● Work request
When a line below contains the word "JSON", it counts toward the total; give that total and nothing besides.

● Source information
== Segment start ==
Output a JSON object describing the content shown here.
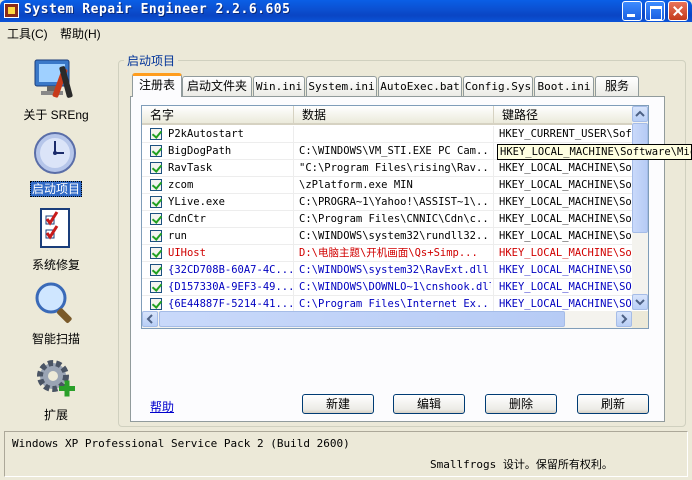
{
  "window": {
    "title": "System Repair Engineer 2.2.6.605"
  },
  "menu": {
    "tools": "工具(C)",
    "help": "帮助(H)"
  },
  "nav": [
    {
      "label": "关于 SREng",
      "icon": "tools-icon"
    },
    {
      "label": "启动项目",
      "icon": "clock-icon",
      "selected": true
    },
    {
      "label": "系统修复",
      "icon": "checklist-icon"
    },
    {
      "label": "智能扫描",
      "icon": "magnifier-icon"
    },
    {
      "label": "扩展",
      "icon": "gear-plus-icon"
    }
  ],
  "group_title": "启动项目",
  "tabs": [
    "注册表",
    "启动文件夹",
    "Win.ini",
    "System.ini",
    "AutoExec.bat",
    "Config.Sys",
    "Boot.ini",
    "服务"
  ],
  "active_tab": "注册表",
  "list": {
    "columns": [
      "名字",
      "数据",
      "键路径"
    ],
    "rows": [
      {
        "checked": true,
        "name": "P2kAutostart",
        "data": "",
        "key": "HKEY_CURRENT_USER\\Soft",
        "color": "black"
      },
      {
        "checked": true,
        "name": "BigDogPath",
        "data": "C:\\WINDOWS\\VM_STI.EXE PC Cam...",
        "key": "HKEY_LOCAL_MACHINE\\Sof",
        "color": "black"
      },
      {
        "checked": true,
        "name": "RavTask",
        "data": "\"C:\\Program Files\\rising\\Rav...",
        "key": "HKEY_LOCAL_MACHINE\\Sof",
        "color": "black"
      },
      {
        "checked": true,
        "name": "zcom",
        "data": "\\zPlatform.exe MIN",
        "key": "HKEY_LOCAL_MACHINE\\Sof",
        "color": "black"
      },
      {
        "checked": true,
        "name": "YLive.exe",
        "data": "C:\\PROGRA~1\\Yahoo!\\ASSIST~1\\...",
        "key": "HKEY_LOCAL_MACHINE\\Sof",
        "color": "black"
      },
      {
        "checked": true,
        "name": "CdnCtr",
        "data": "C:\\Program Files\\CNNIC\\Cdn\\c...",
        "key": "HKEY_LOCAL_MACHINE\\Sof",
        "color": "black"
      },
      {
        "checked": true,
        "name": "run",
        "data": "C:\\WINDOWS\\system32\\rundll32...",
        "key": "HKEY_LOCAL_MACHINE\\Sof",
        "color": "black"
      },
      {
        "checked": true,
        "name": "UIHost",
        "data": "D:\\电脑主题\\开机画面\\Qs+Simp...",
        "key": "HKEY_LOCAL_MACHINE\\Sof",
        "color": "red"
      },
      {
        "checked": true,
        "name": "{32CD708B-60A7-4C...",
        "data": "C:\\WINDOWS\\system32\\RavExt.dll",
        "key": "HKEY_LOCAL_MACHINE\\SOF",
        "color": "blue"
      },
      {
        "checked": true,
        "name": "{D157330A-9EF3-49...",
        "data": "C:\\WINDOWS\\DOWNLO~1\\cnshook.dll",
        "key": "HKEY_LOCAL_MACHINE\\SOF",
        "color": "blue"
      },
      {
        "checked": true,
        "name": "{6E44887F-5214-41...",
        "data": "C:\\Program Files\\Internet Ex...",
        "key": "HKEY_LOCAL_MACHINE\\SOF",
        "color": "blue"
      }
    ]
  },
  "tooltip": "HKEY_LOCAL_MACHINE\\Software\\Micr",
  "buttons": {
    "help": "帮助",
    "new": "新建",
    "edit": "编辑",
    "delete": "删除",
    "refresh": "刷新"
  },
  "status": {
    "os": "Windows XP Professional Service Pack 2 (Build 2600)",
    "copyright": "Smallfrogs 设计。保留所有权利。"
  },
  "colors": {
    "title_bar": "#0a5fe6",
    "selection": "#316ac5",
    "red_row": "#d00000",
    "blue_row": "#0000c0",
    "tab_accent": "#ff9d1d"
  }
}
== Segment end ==
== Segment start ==
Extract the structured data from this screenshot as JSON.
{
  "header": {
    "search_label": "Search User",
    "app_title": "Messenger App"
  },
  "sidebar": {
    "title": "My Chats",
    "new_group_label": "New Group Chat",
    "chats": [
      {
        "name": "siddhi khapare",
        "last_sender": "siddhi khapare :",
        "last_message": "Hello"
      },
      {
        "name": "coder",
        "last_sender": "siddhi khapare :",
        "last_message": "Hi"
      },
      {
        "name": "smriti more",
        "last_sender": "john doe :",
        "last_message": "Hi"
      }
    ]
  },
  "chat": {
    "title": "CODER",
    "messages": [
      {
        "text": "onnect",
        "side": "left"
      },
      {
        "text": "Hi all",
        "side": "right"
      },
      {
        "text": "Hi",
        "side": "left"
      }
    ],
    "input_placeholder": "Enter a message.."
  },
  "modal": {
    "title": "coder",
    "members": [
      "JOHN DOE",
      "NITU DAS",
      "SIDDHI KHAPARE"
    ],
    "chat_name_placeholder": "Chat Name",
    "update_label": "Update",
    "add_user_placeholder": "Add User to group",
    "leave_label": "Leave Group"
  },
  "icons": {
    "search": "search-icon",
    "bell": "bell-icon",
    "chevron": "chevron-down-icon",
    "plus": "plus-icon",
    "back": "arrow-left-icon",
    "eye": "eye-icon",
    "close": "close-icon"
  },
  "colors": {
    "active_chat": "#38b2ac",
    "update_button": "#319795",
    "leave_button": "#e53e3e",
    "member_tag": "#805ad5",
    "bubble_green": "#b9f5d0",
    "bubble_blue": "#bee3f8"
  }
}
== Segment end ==
● Answer for the task
2